As if Sofia Goss-Vera Alba didn’t have enough to learn in 6 weeks as Princess Peach, she also undertook the task of makeup and costume. Her rendition of Something There for Me was pleasing to the ear, and while I would have liked to have seen more passion in I’d Do Anything for Love (But I Won’t Do That), her costuming was what brought Mushroom World most vividly to life. Caitlin Wickens also doubled up as a member of cast and crew, adopting the roles of Yoshi and Stage Manager. Her unrequited love for Mario provided some of the most humorous moments of the show, although her repositioning of her microphone was at times distracting.

Neha Bhayani played Lakitu, commentator of the races, and was at her best in the show’s closing number, The Ad-Dressing of Karts (The Ad-Dressing of Cats rewritten). While there were a few dialogue fumbles, her lovely vibrato brought the show to an exultant close. Megan Allen as Princess Daisy and Stephanie Cabrera as Wario served as Luigi’s girlfriend and Mario’s spy respectively. Their contrasting devoted and scheming personas proved integral to the plot, although at times I did struggle to hear them. A general note to the cast would be to watch vocal speed and diction. The large space of the SU makes it very easy for lines to get ‘lost’, and at times spoken dialogue was difficult to decipher.

As with any production’s opening night, there are always technical ‘hiccups’, and this performance was no exception. There were a few timing issues, the interval announcement was rather quiet (causing some confusion among the audience as to whether the interval had begun), and the transitions between location projections were not always smooth. Sometimes the pauses between scenes were quite long, leaving a few awkward silences. However, I’m sure that most of these issues will iron themselves out as the run goes on.

Speaking to director Finley Hodges after the show, he wishes to pass on what a ‘blast’ the production process has been.
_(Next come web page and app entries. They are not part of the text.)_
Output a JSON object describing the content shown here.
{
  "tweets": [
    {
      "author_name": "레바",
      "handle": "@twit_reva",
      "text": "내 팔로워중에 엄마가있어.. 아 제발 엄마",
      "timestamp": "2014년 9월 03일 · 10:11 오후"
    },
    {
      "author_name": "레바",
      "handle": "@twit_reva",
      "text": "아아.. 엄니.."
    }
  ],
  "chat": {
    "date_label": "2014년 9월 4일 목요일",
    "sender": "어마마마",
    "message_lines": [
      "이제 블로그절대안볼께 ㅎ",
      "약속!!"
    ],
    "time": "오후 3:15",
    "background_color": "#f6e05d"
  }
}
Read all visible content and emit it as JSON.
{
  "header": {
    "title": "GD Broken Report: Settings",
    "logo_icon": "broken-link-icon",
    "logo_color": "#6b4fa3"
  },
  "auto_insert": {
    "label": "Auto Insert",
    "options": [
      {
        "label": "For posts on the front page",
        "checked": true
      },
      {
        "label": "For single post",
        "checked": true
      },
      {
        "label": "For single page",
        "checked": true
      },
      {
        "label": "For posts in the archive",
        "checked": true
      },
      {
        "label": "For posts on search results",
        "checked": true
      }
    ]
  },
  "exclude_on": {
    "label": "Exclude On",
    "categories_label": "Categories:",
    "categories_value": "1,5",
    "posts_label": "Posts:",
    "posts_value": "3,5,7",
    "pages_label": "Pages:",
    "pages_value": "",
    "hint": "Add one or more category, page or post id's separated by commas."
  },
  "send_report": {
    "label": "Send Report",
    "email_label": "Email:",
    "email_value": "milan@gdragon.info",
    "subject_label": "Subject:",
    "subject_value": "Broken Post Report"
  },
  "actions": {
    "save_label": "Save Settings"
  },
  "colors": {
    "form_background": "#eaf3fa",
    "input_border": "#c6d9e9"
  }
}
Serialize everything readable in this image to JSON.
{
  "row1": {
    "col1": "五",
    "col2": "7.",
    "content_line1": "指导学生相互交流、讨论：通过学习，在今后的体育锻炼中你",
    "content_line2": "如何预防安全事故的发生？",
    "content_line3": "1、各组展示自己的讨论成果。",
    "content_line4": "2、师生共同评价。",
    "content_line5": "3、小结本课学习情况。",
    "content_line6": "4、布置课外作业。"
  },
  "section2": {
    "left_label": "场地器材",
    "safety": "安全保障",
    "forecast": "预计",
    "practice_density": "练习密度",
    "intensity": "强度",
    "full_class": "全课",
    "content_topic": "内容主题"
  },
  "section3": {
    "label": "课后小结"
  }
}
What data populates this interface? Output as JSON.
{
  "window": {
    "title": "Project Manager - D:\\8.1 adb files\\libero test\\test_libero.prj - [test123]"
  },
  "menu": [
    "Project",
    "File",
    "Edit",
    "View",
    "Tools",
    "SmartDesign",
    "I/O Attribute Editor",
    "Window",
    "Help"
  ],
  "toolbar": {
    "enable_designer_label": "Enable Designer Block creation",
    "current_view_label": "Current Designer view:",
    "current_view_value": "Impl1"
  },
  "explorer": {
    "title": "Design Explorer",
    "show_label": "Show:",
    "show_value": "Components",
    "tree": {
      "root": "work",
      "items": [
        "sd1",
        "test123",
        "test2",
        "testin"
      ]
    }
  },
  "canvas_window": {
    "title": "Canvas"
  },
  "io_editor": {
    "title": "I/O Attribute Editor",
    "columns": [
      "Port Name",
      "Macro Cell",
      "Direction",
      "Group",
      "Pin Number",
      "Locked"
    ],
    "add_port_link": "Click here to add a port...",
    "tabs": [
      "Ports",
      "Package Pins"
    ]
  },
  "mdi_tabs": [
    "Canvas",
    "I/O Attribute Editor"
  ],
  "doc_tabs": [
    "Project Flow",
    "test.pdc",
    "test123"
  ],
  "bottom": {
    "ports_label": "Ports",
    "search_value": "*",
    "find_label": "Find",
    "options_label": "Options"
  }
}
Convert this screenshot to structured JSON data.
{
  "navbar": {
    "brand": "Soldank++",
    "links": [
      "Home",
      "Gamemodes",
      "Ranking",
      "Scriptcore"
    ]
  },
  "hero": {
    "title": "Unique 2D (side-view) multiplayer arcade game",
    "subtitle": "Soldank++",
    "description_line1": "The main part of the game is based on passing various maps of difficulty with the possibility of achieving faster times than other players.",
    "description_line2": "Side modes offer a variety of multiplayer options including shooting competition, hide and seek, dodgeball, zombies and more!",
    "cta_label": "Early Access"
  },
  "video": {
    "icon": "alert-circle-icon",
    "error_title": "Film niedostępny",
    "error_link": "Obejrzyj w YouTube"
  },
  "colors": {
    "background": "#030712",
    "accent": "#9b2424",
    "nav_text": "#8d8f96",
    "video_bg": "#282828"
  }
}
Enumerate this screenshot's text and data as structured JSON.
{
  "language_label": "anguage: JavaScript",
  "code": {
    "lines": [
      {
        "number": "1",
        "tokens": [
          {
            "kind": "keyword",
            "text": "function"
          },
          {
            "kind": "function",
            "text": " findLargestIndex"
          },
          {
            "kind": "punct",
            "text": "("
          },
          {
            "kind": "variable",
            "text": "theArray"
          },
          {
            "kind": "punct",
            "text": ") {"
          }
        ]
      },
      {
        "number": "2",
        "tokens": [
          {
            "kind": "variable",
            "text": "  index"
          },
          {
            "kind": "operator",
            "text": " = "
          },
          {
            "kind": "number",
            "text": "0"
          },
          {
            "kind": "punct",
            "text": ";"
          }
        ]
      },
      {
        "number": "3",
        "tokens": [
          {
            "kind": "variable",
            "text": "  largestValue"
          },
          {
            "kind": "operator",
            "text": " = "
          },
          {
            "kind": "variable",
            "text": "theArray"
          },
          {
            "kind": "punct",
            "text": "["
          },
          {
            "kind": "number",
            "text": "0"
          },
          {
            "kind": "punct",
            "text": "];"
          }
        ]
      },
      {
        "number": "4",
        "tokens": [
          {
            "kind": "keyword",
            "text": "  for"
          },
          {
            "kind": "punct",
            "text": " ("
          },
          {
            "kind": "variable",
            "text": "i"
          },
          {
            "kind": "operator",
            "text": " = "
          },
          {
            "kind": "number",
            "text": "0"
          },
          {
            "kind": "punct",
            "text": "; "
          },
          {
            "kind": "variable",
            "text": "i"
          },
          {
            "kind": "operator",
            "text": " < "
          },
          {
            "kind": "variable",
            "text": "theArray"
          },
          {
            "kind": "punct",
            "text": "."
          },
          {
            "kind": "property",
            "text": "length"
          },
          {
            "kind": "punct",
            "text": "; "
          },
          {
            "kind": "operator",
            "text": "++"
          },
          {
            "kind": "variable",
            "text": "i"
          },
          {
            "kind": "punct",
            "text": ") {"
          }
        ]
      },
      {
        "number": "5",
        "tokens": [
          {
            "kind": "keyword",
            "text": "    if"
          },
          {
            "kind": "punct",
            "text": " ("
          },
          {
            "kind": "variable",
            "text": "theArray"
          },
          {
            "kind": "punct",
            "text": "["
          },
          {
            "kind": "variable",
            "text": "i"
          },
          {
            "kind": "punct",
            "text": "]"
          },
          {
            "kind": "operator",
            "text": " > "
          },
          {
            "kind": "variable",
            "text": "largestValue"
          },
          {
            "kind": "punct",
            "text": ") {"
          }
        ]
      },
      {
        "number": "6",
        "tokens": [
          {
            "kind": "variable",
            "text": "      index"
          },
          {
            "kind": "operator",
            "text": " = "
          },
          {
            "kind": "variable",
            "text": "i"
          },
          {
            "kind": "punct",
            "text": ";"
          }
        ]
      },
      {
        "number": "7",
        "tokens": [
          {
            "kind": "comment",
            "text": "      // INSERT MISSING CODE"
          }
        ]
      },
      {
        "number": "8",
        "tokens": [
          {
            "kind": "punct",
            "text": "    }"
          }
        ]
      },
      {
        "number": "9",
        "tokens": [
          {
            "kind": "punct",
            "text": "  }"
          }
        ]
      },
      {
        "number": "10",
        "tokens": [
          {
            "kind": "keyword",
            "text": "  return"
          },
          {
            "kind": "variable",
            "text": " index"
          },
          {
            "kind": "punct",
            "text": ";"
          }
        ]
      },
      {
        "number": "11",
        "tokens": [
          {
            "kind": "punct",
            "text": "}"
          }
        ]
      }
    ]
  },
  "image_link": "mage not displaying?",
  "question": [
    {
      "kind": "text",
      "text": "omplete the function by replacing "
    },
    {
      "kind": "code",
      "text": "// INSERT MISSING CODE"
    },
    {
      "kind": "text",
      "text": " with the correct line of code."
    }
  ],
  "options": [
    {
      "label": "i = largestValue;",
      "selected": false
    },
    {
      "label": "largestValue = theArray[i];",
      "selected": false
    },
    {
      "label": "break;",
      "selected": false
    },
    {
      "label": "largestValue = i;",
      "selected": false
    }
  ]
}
He is incredibly proud of his cast and crew and thinks people should come to see Super Kart because it’s a ‘fun-packed show’ with a premise known by so many, yet brings something new.

Tickets are still available for Super Kart‘s performance on Monday 2nd March: https://www.su.rhul.ac.uk/ents/event/4362/.

Photography provided by Antonia Bullrich.